Sean White Well if I had to choose between two diff prepaid companies boost mobile vs virgin mobile im switchin to vmobile they got the optimus for $150 whilst the i1 is still $400 wth you do get what u pay for but sheeshhh
Ima PhoneNerd Consider visiting - you might be surprised how affordable postpaid can be.
Oscar Phillips Its worthit for nice phones, price don't matter
Mazen Al Mohammed i live in united arab emirates, and when i saw the prices in usa i got crazy. Usa is waaaaay more cheaper than here
Justin Peahi Switching carriers is good, I switched from AT&t to Big Red and found out that im paying the same but I get better service. Both cell service and customer service. I'd rather pay more if I had too to use a service rather then pay less and get les out of it. Pricing is gonna be based on reliabilty, network upkeep and bottom line cost, a smaller company like tmobile may be cheaper but you sacrifice in other areas.
Devlin Robear That is why I am switching from AT&T to T-Mobile
David Koseki What people may not know is it takes a cell phone company 9 months to START making a profit on a line of service. That doesn't include the cost of network upkeep, advancement, store overhead, or corporate infrastructure including customer care. Why do you think your getting I India more often than not? Most ppl get their cell phone at below cost. On average it takes between 200-300 to make a cell phone, and these cellphone companies cell them to you for around that price. Its like Justin said, you get what you pay for.
Justin Peahi Yes sprint may offer data and text but you cut coverage and reliability. You can't have your cake and eat it too, unless you pay for it.
Justin Peahi You can't compare cost alone, you get what you pay for, you either pay less and get less or not. The bottom-line is that postpaid service providers, or any provider for that matter are not non-profit, this is for-profit industry. Get over it and pay the cost or move on. A cell phone, although not many will admit it, is a luxury not a necessity.
Douglas J Kmiotek All the carriers bleed the wallet dry!!!
Danny Spaide YES, i am SO tired of everyone in the country make a little money, then without need or warning, slamming the American consumer.
Horace Muldrow I use boost mobile 50 a month unlimited everything eventho they don't have the best phones sometimes you can use sprint phones on theme
Juwon Howard True they do make billions but do you know how much of that they invest back, pay their employee, pay for leasing towers on different properties, discount phones (which they have to pay the difference to the manufacturer) also pay the govenment in taxes?
Neal Daringer @juwon do you know how much these wireless companies pull in for profit? Billions
Juwon Howard I don't think so! Do u know how much it cost to invest in LTE or any 4G technology MILLIONS! Why would they lose money with cheap data plan? If its that big of an issue customers need to stick with feature phones. Prepaid companies need these big carries because that's where they lease their airtime minutes
Amanda Fontecchio Honestly, you get what you pay for. I have never been treated well with prepaid service. Other cell phone providers offer a no contact solution now too. I agree with the statement someone made about the text and data plans first, minutes last though.
Bill Felice Data/text should be the base plan, minutes secondary. Pick your minutes like a text bundle. Kids only want to text anyway, so its a win win situiation for everyone.
Rafael Bebelacqua Carriers shouldnt be the ones managing and distributing the phones, your mobile phone system fails :D
Emmanuel Castro Simple mobile FTW, even if their costumer service sux...
Jesse Bryant I dont think you can beat virgin mobiles plans, yeah they may not have 4g or a high end device like the evo but who really needs that unless you are working with a business or constantly on the go.
Precious Love CLay idk what that means
Aaron Couts You get screwed postpaid and contract, good thing about postpaid you can jump ship anytime you feel like. Your nothing but a number to these cell phone providers
Ramon Quintero Yes they are.
Zeeshan Bakhrani Are postpaid customers getting to greedy?

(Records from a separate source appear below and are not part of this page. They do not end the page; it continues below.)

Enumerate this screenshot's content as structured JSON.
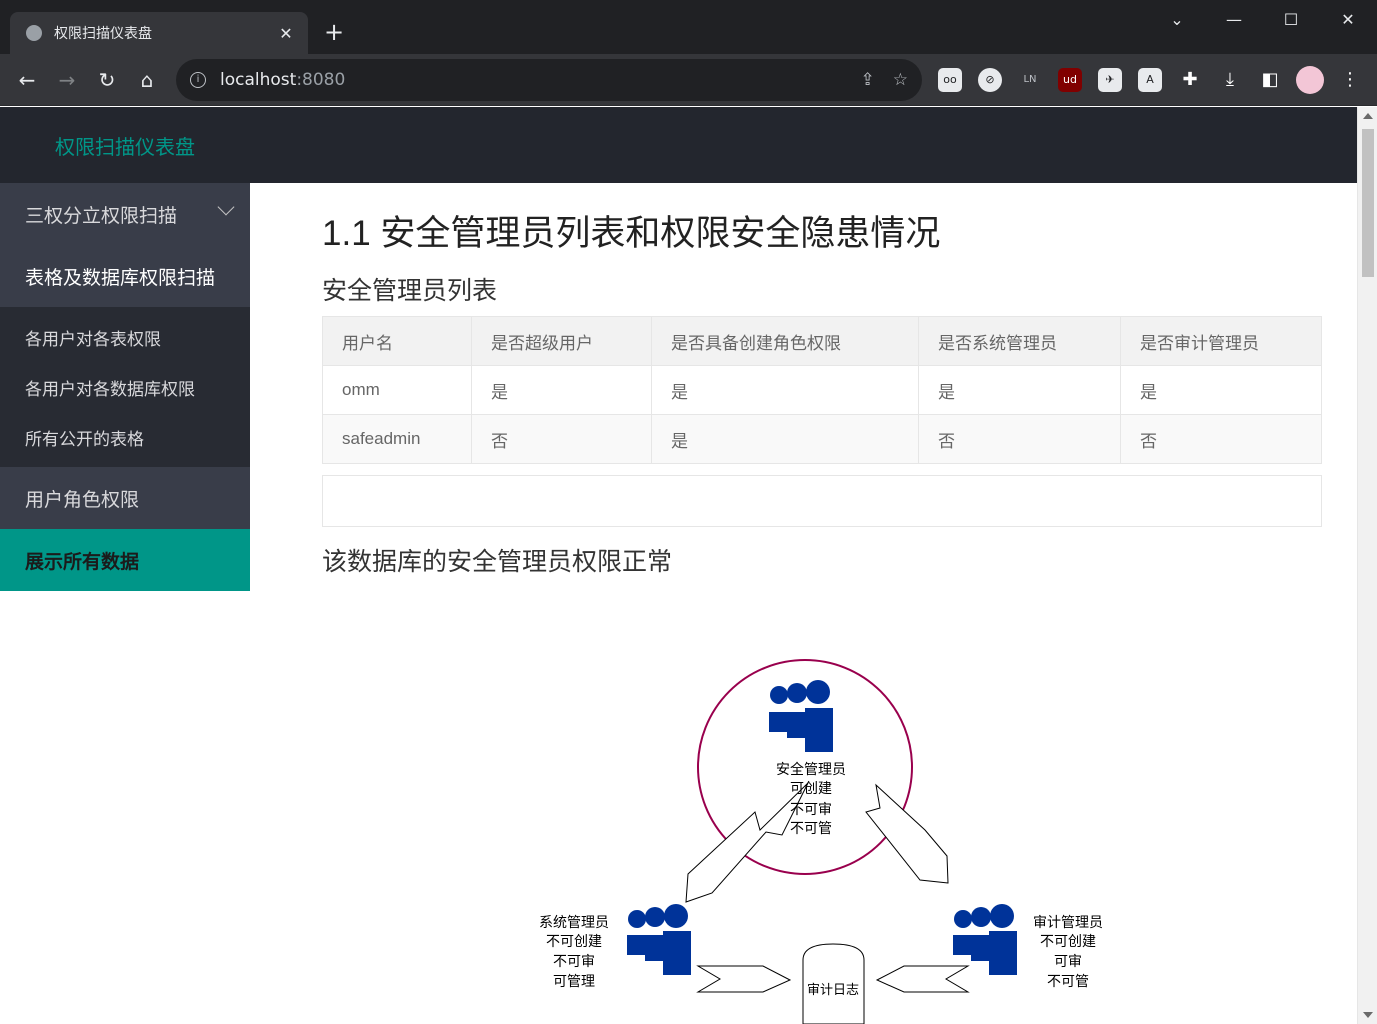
{
  "browser": {
    "tab_title": "权限扫描仪表盘",
    "tab_close": "✕",
    "new_tab": "+",
    "url_host": "localhost",
    "url_port": ":8080",
    "window_controls": {
      "minimize": "—",
      "maximize": "☐",
      "close": "✕"
    },
    "extensions": [
      "LN"
    ]
  },
  "header": {
    "brand": "权限扫描仪表盘"
  },
  "sidebar": {
    "group1": {
      "label": "三权分立权限扫描"
    },
    "group2": {
      "label": "表格及数据库权限扫描",
      "items": [
        "各用户对各表权限",
        "各用户对各数据库权限",
        "所有公开的表格"
      ]
    },
    "group3": {
      "label": "用户角色权限"
    },
    "group4": {
      "label": "展示所有数据"
    }
  },
  "main": {
    "title": "1.1 安全管理员列表和权限安全隐患情况",
    "table_heading": "安全管理员列表",
    "table": {
      "columns": [
        "用户名",
        "是否超级用户",
        "是否具备创建角色权限",
        "是否系统管理员",
        "是否审计管理员"
      ],
      "rows": [
        [
          "omm",
          "是",
          "是",
          "是",
          "是"
        ],
        [
          "safeadmin",
          "否",
          "是",
          "否",
          "否"
        ]
      ]
    },
    "status_heading": "该数据库的安全管理员权限正常"
  },
  "diagram": {
    "security_admin": [
      "安全管理员",
      "可创建",
      "不可审",
      "不可管"
    ],
    "system_admin": [
      "系统管理员",
      "不可创建",
      "不可审",
      "可管理"
    ],
    "audit_admin": [
      "审计管理员",
      "不可创建",
      "可审",
      "不可管"
    ],
    "audit_log": "审计日志",
    "colors": {
      "person": "#003399",
      "circle": "#99004d",
      "accent": "#009688"
    }
  }
}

Most popular Videos
Most popular Videos
Most popular Videos

Most popular Reactions
Most popular Reactions
Most popular Reactions

This weeks "People's Choice Rankings" best smartphones
People's Choice Rankings

See all hot devices